For the record, I don’t think Davies was telling LGBTIQ+ parishioners to leave, unless they are part of the movement to shift the boundaries the Anglican communion has traditionally established for those who can participate at table 1. Those outside the Anglican communion who practice a broader table 1 than Davies does (or than I would) have already made the decision Davies called for; there’s also a movement in Australia that has taken almost exactly the step Davies is now encouraging members of the Anglican church to take; one that absolutely fits an inclusive ethos that merges tables 1 and 2 — the Uniting Church. I’ve read comments from a stack of Baptists and Anglicans this week that basically just boil down to a wish for their denominations to become the Uniting Church, and were they all to do that, leaving those who want a distinction between tables 1 and 2 maintained, you know what they’d get… Presbyterians (just with worse forms of government). I don’t think Davies was telling LGBTIQ+ members to leave, because I’ll take him at his word — but I can’t help but agree with those hurt by his words that there is a context that frames them particularly negatively and compounds the hurt they cause.

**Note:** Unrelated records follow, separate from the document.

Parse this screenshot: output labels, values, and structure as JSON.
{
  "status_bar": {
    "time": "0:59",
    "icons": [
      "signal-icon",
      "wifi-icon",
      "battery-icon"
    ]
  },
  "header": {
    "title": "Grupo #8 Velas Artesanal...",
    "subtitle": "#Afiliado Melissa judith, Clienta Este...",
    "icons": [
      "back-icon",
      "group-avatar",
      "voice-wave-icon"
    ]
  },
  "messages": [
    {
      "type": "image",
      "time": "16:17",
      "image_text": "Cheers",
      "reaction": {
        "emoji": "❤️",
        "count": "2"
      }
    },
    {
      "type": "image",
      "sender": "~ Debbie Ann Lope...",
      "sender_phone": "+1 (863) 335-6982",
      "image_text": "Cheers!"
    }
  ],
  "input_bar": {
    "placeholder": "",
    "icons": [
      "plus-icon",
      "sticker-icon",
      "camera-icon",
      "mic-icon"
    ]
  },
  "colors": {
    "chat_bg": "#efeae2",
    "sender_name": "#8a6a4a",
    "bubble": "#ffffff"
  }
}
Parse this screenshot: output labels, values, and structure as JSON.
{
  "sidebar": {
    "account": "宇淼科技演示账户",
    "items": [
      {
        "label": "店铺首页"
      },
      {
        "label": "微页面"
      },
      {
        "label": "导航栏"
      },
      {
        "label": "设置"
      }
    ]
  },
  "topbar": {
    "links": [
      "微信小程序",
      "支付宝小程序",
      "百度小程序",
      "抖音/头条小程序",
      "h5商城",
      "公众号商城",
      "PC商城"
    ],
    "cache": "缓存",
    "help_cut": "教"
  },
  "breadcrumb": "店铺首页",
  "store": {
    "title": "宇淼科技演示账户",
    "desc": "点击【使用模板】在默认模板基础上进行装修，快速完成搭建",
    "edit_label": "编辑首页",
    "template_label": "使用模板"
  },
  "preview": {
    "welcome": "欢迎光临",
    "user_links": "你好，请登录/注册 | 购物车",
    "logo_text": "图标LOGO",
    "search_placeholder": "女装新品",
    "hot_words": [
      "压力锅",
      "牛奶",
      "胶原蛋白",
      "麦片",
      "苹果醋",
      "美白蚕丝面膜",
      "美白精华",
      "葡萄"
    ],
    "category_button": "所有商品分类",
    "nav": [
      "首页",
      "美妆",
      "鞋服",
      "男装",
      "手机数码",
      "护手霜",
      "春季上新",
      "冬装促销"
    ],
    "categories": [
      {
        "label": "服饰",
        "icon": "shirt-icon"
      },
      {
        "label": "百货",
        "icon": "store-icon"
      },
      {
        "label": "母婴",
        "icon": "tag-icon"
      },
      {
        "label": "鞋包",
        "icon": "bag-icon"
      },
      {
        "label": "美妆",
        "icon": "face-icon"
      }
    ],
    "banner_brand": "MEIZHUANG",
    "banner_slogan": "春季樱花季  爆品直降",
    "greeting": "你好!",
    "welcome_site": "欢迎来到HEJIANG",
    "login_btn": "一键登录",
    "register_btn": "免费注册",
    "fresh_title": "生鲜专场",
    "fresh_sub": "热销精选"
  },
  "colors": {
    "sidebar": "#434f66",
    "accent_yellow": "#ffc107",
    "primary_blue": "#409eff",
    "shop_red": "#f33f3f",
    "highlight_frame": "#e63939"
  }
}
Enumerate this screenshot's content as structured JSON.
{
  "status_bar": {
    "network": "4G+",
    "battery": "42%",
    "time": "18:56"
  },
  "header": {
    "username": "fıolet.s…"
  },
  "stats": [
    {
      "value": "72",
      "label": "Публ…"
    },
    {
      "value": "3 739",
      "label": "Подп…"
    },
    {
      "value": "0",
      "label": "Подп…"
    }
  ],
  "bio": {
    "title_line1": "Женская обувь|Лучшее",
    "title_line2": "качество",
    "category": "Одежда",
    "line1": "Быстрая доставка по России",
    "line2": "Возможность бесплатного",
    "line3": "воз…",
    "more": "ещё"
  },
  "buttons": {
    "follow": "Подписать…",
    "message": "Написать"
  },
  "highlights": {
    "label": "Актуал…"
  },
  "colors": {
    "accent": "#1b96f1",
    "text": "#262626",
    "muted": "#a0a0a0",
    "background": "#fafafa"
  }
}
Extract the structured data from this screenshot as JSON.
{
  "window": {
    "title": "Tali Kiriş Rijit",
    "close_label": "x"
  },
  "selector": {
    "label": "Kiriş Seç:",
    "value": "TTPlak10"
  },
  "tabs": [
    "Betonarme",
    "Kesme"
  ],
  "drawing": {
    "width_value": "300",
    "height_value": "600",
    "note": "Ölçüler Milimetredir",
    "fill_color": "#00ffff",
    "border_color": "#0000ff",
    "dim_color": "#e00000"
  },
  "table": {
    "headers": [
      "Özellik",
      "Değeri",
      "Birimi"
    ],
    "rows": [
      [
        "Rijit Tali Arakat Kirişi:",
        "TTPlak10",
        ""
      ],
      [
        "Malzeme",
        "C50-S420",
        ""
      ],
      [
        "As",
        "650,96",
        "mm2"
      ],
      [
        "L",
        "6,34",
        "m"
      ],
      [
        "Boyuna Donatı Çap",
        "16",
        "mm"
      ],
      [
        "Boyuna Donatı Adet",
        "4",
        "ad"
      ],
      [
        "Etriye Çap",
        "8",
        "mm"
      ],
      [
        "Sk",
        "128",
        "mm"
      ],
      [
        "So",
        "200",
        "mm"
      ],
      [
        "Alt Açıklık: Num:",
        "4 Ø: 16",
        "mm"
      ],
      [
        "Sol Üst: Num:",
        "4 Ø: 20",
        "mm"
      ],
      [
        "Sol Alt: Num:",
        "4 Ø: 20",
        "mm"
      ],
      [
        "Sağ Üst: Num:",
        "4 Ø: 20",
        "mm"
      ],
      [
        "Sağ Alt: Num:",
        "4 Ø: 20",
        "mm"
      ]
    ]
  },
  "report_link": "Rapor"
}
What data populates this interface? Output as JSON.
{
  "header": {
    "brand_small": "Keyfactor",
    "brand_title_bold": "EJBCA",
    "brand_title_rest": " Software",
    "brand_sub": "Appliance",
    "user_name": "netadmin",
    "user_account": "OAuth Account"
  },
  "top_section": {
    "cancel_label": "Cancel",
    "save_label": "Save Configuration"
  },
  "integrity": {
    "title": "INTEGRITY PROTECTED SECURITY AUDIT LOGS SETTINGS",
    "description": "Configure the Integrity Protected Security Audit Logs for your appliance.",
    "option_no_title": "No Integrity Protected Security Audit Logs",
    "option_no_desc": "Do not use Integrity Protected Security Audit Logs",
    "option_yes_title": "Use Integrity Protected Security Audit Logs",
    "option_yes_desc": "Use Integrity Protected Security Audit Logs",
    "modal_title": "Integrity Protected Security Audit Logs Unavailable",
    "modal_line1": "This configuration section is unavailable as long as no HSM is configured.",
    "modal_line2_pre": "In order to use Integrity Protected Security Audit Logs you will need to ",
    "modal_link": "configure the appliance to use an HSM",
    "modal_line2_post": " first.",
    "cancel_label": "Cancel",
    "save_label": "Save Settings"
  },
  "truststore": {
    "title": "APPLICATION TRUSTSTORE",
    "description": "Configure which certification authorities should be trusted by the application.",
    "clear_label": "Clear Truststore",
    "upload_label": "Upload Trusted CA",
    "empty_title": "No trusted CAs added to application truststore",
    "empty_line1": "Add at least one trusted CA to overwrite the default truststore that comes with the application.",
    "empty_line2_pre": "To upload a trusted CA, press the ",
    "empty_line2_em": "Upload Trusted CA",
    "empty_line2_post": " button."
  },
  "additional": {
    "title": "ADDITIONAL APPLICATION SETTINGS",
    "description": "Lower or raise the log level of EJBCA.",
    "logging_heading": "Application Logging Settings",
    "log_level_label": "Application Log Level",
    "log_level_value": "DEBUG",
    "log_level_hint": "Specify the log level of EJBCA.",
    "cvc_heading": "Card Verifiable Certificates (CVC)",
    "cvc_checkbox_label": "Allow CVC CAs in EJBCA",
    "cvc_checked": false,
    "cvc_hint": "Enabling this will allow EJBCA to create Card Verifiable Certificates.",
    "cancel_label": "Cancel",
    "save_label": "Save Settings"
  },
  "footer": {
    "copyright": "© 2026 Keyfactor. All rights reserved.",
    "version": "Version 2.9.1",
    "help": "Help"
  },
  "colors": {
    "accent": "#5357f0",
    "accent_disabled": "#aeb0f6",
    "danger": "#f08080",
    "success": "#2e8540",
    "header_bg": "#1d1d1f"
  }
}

Lots of my progressive Christian friends commenting on the Davies speech on Facebook seem to want ‘table 2’ type fellowship operating in a table 1 scenario; a broader unity and an extension of charity that goes beyond one’s (or an institution’s) discerning of the body; an eradication of a particular sort of discernment in favour of unity. There’s a danger there, at least from Corinthians, that believers eat and drink judgment on themselves, or participate in ‘the cup of idols.’ Table 2 fellowship amongst Christians of different traditions is a beautiful thing, and it’s a beautiful thing precisely when it is properly differentiated and we can discern areas of disagreement, and listen well to ideas that challenge us to be humble and broader than we might otherwise be at Table 1. Table 2 gatherings of Christians won’t work if we start insisting, or trying to, that table 1 should be shaped by the hospitality we’d like to see extended in the public space of table 3, or in our private gatherings around table 2s. Table 2s will collapse under that pressure; and the formative direction of the table, for Christians, is only really meant to work one way (though we might be formed to see the beauty and welcome of Table 1 by experiencing it at other tables). How we understand the Gospel, and the Jesus it reveals, should shape how we host and participate in tables beyond his; the tables we eat at in the world aren’t meant to cause us to revise our understanding of Jesus. The idea that ‘Table 1’ type fellowship should happen at Table 2 is cut from the same cloth as the ecumenical movement; we might, for eternity, eat and drink from the same table and we should be open to that possibility and rejoice, but the worst thing we could do is convince someone that is the case and then spend an eternity separated from them because we never challenged someone outside the body to move inside it.